After spending two months at a standstill to quash the public health emergency, Europe is tentatively moving again - but the pandemic has changed mobility beyond the relatively short-run window of lockdown periods. Some cities have taken the lead in transforming transport by building temporary and permanent bike lanes and reducing car access or speed limits in city centres. Public transportation vehicles, subject to social distancing rules, will likely run at reduced passenger capacities for some time even as lockdown easing measures allow increased personal mobility. Shared mobility vehicles may see increased take-up as commuters avoid enclosed, shared spaces and cities adopt regulations that fit local needs.
Facing the trade-offs
At the European level, however, can the response to pandemic-induced disruption be harnessed to existing climate policy goals? Will the immediate need to address unemployment, frozen markets, and SME recovery overwhelm interest in climate targets that stand several decades away?
The EU’s answer is mixed: climate policy is moving forward, but climate policy is not the only concern of recovery planning. Many open regulatory files have been delayed due to the pandemic, but the European Commission’s proposals on sustainable transport remain on track for release in Q4 of this year, including a Strategy for sustainable and smart mobility that will guide both environmental and digital targets in European transport.
The EU’s newest budget proposal includes funding for electric vehicle charging points, clean bus fleet renewals, and sustainable transport infrastructure, and it adds climate considerations to many of its funding programmes. But it does not set strict environmental requirements on access to pandemic recovery funding by automakers or airlines. In approving state aid proposals by Member States during the pandemic, the European Commission has shied away from pushing sustainability requirements onto state aid recipients.
The extraordinary fiscal outlays in many Member States to mitigate the health and economic impacts of the pandemic and the short-term economic crunch in much of the EU complicates the financing of a sustainable transformation in European transport. The high-level commitment to the Green Deal is visible both in budgetary proposals and unchanged regulatory timelines, even if much of the immediate response to the pandemic at the EU and Member State level did not center climate policy in its economic interventions in the transport sector.

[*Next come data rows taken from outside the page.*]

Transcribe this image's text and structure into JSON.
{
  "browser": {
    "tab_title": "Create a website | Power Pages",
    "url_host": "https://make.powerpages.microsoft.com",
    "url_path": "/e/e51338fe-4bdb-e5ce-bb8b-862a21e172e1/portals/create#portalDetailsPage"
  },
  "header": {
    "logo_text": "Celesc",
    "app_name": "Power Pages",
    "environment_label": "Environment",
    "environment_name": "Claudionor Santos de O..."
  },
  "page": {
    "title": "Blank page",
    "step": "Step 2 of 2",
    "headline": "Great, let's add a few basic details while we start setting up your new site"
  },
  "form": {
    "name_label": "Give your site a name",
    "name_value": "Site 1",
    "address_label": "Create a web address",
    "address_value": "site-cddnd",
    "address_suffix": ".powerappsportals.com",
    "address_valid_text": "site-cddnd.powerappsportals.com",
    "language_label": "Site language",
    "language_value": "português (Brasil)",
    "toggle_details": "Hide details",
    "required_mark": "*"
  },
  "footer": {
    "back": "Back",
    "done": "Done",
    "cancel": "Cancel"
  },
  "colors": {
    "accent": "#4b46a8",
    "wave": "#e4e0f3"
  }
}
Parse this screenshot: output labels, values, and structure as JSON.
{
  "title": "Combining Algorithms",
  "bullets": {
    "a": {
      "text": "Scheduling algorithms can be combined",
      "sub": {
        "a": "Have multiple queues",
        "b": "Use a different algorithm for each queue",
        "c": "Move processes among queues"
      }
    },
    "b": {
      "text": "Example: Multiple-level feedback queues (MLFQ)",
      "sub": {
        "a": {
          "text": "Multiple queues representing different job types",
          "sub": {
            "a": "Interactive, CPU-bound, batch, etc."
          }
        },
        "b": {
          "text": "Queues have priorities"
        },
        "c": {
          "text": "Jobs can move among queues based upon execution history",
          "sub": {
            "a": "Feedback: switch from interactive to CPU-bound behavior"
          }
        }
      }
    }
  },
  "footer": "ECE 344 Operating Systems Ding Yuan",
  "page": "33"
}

The existing gaps in Member State economic resilience and government fiscal capacities have been further exposed by the pandemic, complicating the disparate financing needs of a climate transformation throughout the EU. Whether the Green Deal’s longer-term ambitions are crowded out by the immediate needs of a post-pandemic European economy will be a test of the EU political process in the months ahead.
Topics: Climate Change, Transport, Mobility
Written by Beata Fogarasi
Beata provides analysis and monitoring to digital economy clients, including online platforms, on-demand transport, and the data economy.